Klautke et al treated 21 patients using preoperative, concurrent chemoradiotherapy (45 Gy) and infusional 5-FU, cisplatin, and paclitaxel.18 Twelve patients in that study underwent surgery, and 11 achieved R0 resection. Three patients had a pathologic complete response, 13 patients had a partial response, and 14 patients had no response. In that study, the median and 2-year survival rates were 18 months and 42%, respectively, for patients who underwent R0 resection compared with 10 months and 0%, respectively, for the remaining patients (P = .035). The local control at 4 years for patients who achieved R0 resection was 89%.

Ajani et al treated 49 patients with localized gastric adenocarcinoma from 20 institutions using 2 cycles of induction of 5-FU, leucovorin, and cisplatin followed by concurrent chemoradiotherapy with infusional 5-FU, weekly paclitaxel, and 45 Gy. The pathologic complete response and R0 resection rates were 26% and 77%, respectively. Fifty percent of those patients underwent D2 dissection. The median survival was 33.7 months, and the authors noted that patients who achieved a partial or complete pathologic response had a significantly longer median survival than patients who had less than a partial response (63.9 months vs 12.6 months; P = .03).
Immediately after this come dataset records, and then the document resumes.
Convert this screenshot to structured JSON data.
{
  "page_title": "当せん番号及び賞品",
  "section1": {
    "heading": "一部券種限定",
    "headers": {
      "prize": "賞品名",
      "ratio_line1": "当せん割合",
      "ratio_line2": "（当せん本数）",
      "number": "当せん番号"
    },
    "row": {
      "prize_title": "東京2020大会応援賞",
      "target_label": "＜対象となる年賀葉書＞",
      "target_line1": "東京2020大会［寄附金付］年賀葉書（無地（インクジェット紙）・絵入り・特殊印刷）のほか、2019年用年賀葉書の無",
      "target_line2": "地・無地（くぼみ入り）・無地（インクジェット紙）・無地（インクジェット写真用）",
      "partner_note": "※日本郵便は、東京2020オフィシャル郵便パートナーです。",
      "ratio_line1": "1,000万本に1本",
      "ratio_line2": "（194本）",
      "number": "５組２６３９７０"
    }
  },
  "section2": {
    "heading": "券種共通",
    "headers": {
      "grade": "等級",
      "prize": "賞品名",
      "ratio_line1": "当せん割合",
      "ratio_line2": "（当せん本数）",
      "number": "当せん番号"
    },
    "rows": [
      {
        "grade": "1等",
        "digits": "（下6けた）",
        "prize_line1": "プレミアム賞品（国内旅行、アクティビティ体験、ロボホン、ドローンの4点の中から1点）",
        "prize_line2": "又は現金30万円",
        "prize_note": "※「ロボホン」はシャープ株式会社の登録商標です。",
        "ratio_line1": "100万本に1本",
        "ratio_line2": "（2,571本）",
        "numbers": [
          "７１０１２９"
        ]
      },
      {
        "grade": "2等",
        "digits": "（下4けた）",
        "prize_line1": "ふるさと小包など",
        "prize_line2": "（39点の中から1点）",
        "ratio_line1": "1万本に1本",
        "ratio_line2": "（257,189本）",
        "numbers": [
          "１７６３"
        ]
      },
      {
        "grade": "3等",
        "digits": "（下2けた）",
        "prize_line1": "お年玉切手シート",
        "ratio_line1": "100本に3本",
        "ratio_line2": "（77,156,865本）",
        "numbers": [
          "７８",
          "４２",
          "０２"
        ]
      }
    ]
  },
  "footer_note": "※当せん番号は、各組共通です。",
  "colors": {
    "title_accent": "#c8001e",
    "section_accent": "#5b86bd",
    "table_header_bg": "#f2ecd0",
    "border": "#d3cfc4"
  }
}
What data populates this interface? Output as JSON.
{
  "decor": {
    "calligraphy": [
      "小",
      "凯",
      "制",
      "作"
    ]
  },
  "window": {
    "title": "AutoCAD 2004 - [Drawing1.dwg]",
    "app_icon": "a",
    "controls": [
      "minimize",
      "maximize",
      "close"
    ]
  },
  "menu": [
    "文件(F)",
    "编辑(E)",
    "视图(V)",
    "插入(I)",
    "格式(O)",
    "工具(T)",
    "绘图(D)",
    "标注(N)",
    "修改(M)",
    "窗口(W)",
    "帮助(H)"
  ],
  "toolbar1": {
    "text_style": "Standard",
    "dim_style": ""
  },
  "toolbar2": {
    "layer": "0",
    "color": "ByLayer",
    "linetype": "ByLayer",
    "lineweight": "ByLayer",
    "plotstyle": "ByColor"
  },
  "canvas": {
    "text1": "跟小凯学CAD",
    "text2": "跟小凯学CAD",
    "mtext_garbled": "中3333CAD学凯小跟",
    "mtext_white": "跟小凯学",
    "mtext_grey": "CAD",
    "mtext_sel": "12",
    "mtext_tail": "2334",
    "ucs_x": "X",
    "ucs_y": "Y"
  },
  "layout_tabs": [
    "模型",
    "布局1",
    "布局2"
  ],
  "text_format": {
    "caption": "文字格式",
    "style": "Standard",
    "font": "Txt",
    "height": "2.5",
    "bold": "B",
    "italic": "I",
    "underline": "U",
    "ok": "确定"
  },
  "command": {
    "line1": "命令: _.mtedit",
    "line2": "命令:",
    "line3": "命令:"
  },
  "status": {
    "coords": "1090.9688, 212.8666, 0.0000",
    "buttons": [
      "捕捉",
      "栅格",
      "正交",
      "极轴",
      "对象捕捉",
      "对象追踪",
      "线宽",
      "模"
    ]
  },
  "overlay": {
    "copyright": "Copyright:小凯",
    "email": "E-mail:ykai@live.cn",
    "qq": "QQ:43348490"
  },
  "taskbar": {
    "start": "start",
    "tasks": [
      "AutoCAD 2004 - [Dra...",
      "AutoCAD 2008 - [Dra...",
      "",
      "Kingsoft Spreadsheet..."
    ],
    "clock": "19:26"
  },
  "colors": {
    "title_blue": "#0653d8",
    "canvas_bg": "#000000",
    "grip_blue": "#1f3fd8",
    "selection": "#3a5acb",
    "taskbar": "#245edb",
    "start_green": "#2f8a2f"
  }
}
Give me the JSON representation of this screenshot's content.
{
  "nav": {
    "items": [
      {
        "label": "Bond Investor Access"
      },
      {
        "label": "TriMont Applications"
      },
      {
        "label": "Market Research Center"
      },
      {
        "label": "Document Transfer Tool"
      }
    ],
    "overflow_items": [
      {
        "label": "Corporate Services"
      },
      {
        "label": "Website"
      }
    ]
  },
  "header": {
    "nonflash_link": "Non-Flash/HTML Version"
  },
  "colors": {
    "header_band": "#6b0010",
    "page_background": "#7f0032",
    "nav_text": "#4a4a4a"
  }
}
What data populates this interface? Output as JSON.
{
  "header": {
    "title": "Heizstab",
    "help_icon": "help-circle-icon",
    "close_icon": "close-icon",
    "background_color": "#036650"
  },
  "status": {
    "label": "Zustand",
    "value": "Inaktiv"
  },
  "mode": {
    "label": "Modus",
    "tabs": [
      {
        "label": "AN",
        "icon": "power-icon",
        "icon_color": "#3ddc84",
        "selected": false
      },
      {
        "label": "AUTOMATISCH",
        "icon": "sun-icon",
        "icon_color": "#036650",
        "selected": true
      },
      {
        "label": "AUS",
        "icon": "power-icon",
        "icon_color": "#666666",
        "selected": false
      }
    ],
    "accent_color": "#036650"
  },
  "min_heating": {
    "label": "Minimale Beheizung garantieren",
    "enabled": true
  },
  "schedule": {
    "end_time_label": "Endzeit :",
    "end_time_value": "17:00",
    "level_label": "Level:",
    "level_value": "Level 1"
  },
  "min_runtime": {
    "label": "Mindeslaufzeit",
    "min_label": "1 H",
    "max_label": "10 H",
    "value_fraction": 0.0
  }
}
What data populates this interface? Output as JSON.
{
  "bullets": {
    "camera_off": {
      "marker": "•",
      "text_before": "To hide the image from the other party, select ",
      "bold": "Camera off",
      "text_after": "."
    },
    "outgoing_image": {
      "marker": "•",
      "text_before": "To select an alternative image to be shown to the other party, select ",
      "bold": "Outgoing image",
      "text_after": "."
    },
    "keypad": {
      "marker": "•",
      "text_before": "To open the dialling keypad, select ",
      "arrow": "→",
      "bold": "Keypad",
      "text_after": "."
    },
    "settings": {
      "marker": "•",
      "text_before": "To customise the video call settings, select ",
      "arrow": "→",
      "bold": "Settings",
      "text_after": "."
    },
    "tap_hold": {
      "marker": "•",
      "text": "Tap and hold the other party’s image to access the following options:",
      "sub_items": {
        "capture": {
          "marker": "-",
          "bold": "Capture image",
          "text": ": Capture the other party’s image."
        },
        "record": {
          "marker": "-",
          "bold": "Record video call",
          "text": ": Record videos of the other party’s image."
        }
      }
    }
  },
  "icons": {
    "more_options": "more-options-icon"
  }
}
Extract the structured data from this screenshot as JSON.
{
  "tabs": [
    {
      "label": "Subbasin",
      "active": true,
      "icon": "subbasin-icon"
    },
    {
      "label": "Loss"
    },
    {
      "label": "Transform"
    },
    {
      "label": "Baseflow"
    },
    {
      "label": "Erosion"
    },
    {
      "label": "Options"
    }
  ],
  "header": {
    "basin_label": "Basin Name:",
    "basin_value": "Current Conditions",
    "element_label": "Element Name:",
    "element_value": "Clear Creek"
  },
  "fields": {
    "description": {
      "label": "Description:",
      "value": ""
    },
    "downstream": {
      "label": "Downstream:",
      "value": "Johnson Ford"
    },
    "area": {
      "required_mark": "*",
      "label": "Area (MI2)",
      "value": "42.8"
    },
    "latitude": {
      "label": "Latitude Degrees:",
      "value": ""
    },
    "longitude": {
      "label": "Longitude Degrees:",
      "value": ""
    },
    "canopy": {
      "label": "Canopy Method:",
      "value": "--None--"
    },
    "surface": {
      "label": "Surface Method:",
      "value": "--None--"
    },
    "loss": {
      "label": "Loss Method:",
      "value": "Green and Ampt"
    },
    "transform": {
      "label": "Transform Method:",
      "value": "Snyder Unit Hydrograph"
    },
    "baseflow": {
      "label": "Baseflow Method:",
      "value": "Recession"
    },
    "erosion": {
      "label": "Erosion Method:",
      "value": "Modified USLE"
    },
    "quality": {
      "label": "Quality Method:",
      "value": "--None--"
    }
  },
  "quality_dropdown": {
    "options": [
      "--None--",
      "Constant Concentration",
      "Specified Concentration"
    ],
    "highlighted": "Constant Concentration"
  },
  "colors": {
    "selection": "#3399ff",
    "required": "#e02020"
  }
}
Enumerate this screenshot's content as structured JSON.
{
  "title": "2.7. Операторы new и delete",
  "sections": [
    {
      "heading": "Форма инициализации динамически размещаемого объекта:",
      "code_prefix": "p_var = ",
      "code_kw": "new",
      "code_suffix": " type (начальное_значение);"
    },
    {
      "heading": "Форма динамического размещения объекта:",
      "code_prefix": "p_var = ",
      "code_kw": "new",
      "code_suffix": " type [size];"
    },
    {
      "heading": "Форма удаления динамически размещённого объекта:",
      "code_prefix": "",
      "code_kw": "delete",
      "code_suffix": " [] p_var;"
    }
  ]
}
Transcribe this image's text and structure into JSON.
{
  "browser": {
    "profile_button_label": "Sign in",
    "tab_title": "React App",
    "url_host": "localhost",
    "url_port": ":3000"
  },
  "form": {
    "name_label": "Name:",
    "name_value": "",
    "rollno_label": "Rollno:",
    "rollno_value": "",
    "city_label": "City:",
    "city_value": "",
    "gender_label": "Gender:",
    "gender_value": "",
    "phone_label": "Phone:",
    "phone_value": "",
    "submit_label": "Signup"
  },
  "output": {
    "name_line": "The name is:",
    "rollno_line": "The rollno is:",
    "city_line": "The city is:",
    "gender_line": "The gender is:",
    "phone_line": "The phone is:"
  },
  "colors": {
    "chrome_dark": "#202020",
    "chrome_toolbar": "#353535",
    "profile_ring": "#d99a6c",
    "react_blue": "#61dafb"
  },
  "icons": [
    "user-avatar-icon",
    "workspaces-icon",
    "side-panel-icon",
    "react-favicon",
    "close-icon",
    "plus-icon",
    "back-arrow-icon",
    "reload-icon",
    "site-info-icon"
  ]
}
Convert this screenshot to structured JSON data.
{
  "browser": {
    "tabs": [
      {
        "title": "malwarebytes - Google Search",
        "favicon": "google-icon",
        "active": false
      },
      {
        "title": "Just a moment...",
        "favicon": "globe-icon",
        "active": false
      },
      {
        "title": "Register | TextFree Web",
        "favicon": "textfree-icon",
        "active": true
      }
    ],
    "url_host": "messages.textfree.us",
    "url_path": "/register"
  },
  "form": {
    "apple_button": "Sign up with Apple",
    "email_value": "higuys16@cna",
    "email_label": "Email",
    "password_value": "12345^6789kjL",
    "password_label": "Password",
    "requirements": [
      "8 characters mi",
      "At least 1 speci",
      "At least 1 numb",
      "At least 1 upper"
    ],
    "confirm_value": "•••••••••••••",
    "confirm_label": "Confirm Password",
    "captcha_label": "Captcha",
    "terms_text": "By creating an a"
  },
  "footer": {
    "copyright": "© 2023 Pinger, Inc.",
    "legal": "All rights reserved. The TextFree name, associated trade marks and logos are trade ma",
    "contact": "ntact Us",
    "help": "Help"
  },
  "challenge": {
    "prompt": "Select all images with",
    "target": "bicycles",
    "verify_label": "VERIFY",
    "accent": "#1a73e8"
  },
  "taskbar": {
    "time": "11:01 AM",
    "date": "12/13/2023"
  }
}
Rivera et al treated 23 patients with gastric cancer and gastroesophageal cancer using 2 cycles of induction cisplatin and irinotecan followed by concurrent chemoradiotherapy with 45 Gy, cisplatin, and irinotecan.19 Two patients (9%) in that trial achieved a pathologic complete response, and R0 resection was obtained in 15 patients (65%). The median survival was 14.5 months, and the 2-year actuarial survival rate was 35%.

The current study does suffer from several limitations associated with the SEER database. Although SEER is the largest epidemiologic cancer registry in the United States, essential information can be missing: 1) no information is included on resection margins, whether resection was complete, whether additional organs were resected, or the extent of lymphadenectomy; 2) there is no information on comorbidities, nutritional status, or performance status of the patients; 3) the receipt of either concurrent or sequential chemotherapy is unknown; 4) no data are provided on local control; 5) no information is provided on the use of salvage therapy in patients with local recurrences; and 6) no information is provided on which target volumes or prescribed doses for RT were used. In addition, it is impossible to fully understand from SEER why some patients may have received Pre-RT versus PORT versus No-RT; indeed, it is possible that healthier patients, who would have a better prognosis, received Pre-RT rather than patients in the No-RT group. However, despite these inherent biases, SEER documents the real-world outcomes of these patients. Although these limitations may confound the results, our findings do elucidate a possible association between Pre-RT and improved survival for patients who have lymph node-positive gastric cancer.

In conclusion, our analysis of the SEER database demonstrates an association between the receipt of Pre-RT and survival in patients with lymph node-positive gastric cancer. Pre-RT was an independent predictor of survival for patients with lymph node-positive disease. Although Pre-RT was associated with poorer overall survival for patients with lymph node-negative disease on univariate analysis, this association was not demonstrated on MVA. However, stage migration may play a role in overestimating the mortality in lymph node-negative patients. The current results also demonstrated an association between PORT and improved overall survival. Additional trials will be needed to clarify the benefit of Pre-RT in patients with gastric cancer.

REFERENCES

  1. Top of page
  2. Abstract
  3. MATERIALS AND METHODS
  4. RESULTS
  5. DISCUSSION
  6. CONFLICT OF INTEREST DISCLOSURES
  7. REFERENCES